A few headline points for the rural economy from today’s budget, to add to the mainstream reporting:
- Deeds of variation for Inheritance Tax: a consultation is to report by Autumn. It is therefore important to pursue any deeds of variation which may be needed straightaway, and to review wills to ensure that deeds of variation will not be required. Their days may now be numbered.
- No more tax returns: sounds good, but will digital tax accounts be any better?
- Annual Investment Allowance. It won’t come down from £500,000 to £25,000 after December this year. We will be told in the Autumn statement what the new rate will be. This timing is more appropriate, says Osborne. Two months’ notice? More appropriate? So much for a long term view on business investment needs.
- Compulsory Purchase Reform/Review: consultation now issued, responses by June this year. First impression: more tinkering, much like the story of piecemeal reforms since the Land Compensation Act 1973. Key points seem to include earlier payment of compensation (ahead of entry); better compensation; more encouragement to pay ‘over the odds’ to avoid other problems in the acquisition process; reconsideration of the ‘material detriment’ provisions. There doesn’t seem to be much on blight, either statutory or discretionary and more generally on the interests of property owners and occupiers who lose no land but whose interests are badly affected by public development.

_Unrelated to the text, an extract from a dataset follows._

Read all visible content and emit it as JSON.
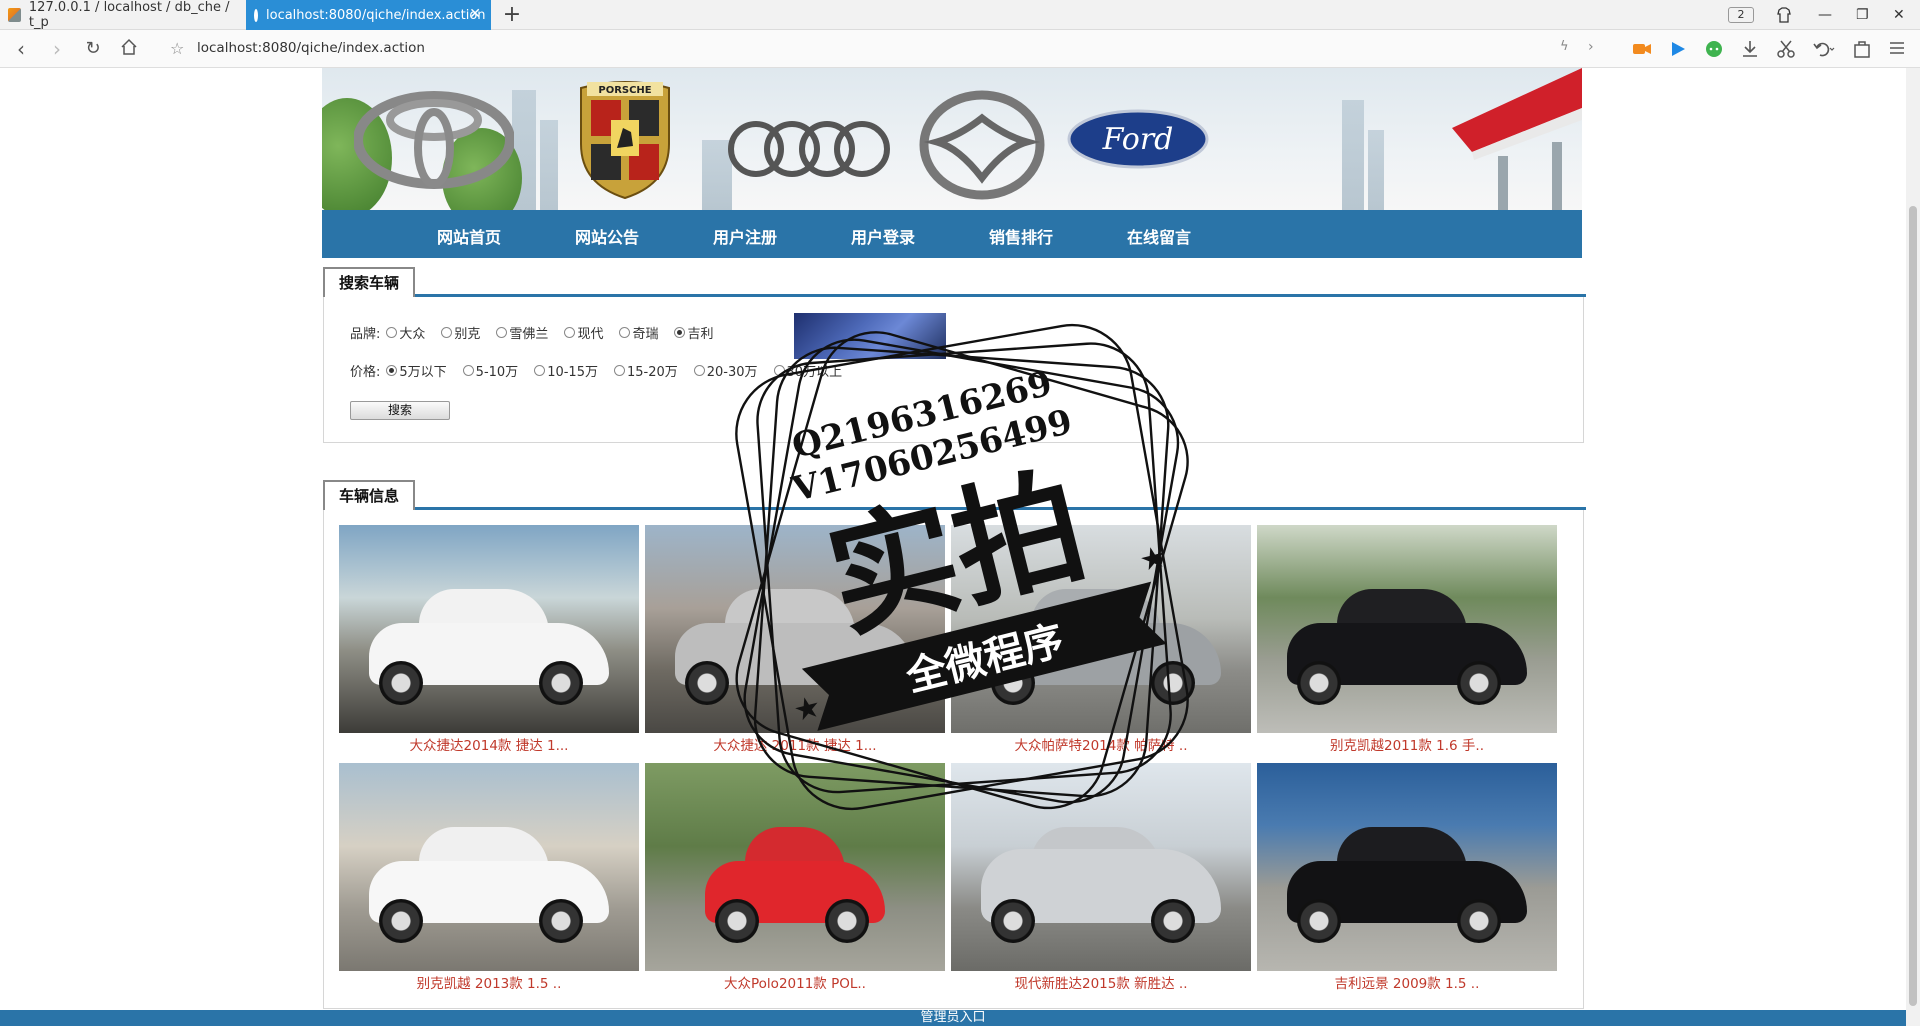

- Local Enterprise Partnerships and Forestry: who will LEPS be forced to marry next at the muzzle of a shotgun? £1 million for for forestry schemes which are brought forward with LEP support – not one to hold your breath for.

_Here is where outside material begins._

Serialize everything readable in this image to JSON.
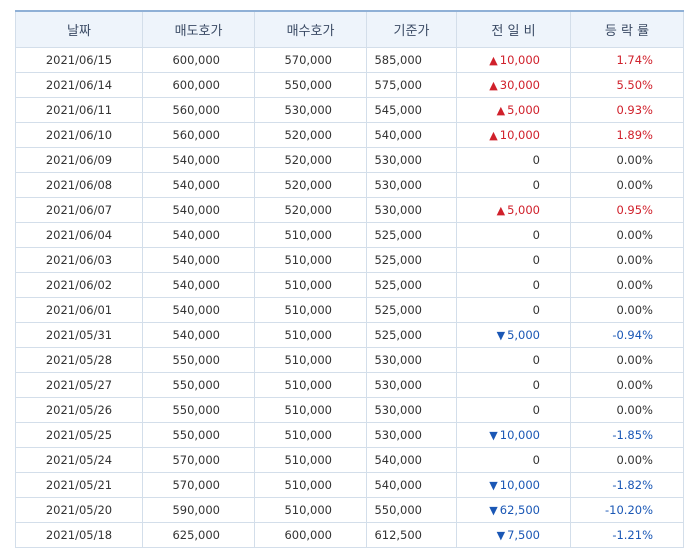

- Rural broadband (an interesting concept): a universal service obligation of 5 Mbps everywhere may facilitate satellite access. Details are far from clear, but vital to the successful delivery of this.
- Farmers’ profit averaging: the averaging period extended from two years to five year with effect from April 2016. How will this work? We don’t know yet: consultation is to follow.

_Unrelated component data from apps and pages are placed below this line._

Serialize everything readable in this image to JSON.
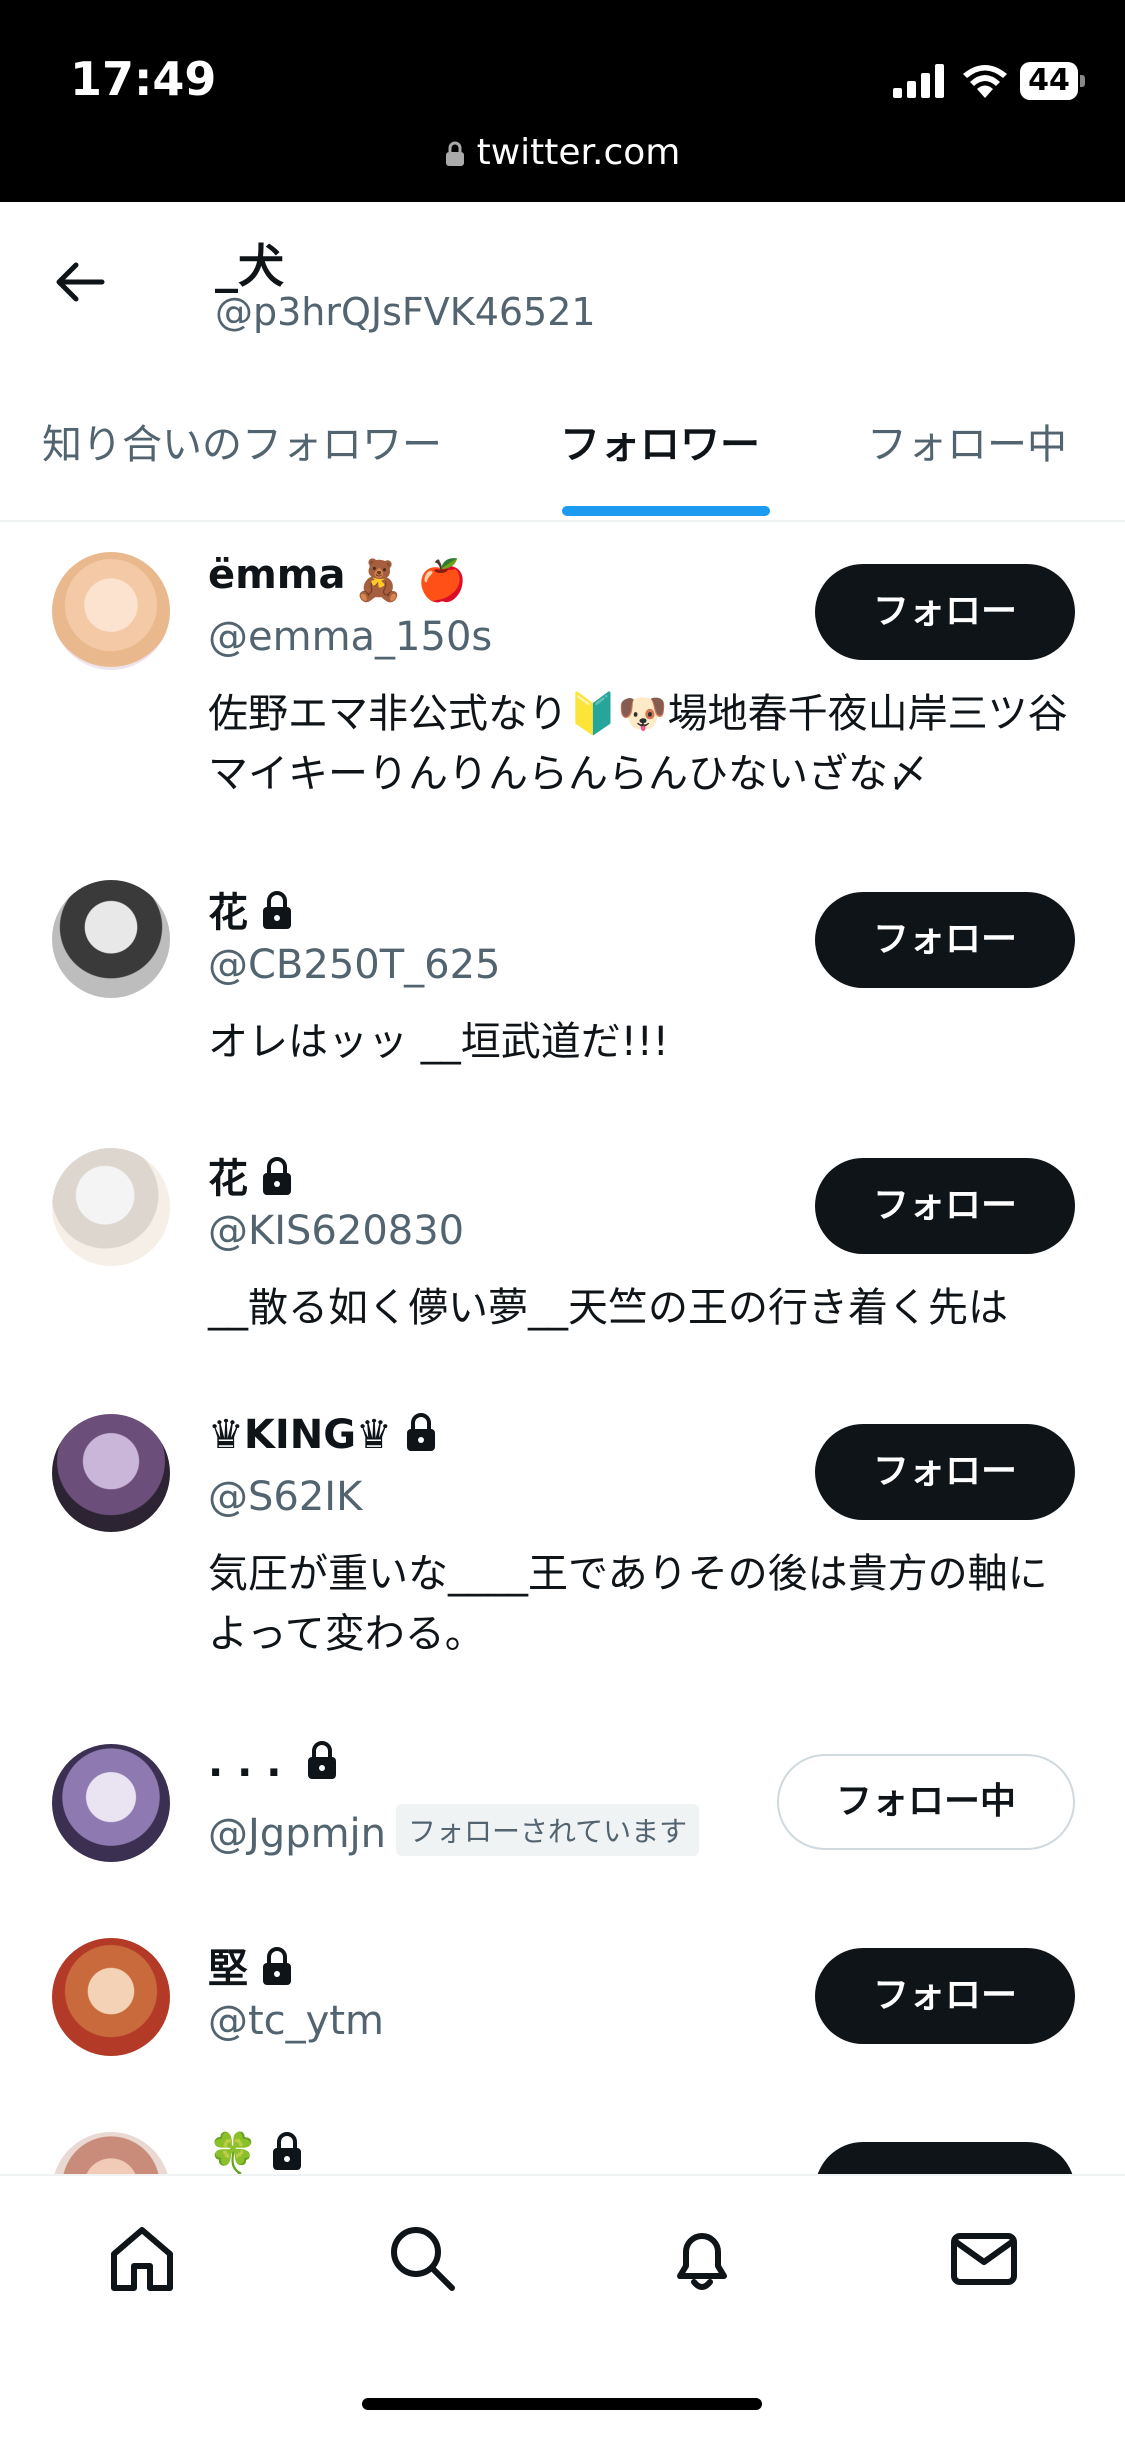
{
  "status_bar": {
    "time": "17:49",
    "battery": "44",
    "url": "twitter.com"
  },
  "header": {
    "name": "_犬",
    "handle": "@p3hrQJsFVK46521"
  },
  "tabs": [
    {
      "label": "知り合いのフォロワー",
      "active": false
    },
    {
      "label": "フォロワー",
      "active": true
    },
    {
      "label": "フォロー中",
      "active": false
    }
  ],
  "users": [
    {
      "name": "ëmma",
      "name_emoji": "🧸 🍎",
      "protected": false,
      "handle": "@emma_150s",
      "bio": "佐野エマ非公式なり🔰🐶場地春千夜山岸三ツ谷マイキーりんりんらんらんひないざな〆",
      "button": "フォロー"
    },
    {
      "name": "花",
      "protected": true,
      "handle": "@CB250T_625",
      "bio": "オレはッッ __垣武道だ!!!",
      "button": "フォロー"
    },
    {
      "name": "花",
      "protected": true,
      "handle": "@KIS620830",
      "bio": "__散る如く儚い夢__天竺の王の行き着く先は",
      "button": "フォロー"
    },
    {
      "name": "♛KING♛",
      "protected": true,
      "handle": "@S62IK",
      "bio": "気圧が重いな____王でありその後は貴方の軸によって変わる。",
      "button": "フォロー"
    },
    {
      "name": ". . .",
      "protected": true,
      "handle": "@Jgpmjn",
      "badge": "フォローされています",
      "bio": "",
      "button": "フォロー中"
    },
    {
      "name": "堅",
      "protected": true,
      "handle": "@tc_ytm",
      "bio": "",
      "button": "フォロー"
    },
    {
      "name": "🍀",
      "protected": true,
      "handle": "",
      "bio": "",
      "button": ""
    }
  ],
  "bottom_nav": [
    "home-icon",
    "search-icon",
    "notifications-icon",
    "messages-icon"
  ]
}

- Flood Defence Relief: for expenditure against Income Tax or Corporation Tax – an interesting possibility to consider in the context of the development of ecosystem services. For example Farmer A will manage his riverside fields to accept surplus water in order to protect Manufacturer B’s factory. Will B be able to get tax relief for the money he pays to Farmer A for this purpose?
- Subletting within residential tenancies: needs thinking through but apparently tenants may be able to override restrictions in their leases. Form an orderly queue ….
- CGT Entrepreneurs’ Relief: various loose ends to be tightened up. An ideal headline for scaremongering but unlikely to be of concern to ‘genuine’ cases.
How seriously should we take all this? Paddy Power are offering the following odds on the next government:
- Labour minority 3/11
- Conservative minority 7/2
- Conservative majority 9/2
- Labour SNP Coalition, and Conservative Lib Dem coalition 5/1
Whoever wins there will be another budget early in the new Parliament. That’s really the one to watch for rather than today’s dying embers. Let’s hope the big Agincourt party survives the general election – never mind the charisma of Henry IV’s speech (as Shakespeare would have it anyway) but do remember the skill and discipline of the English and Welsh archers. Could this be George Osborne’s silent blow against UKIP?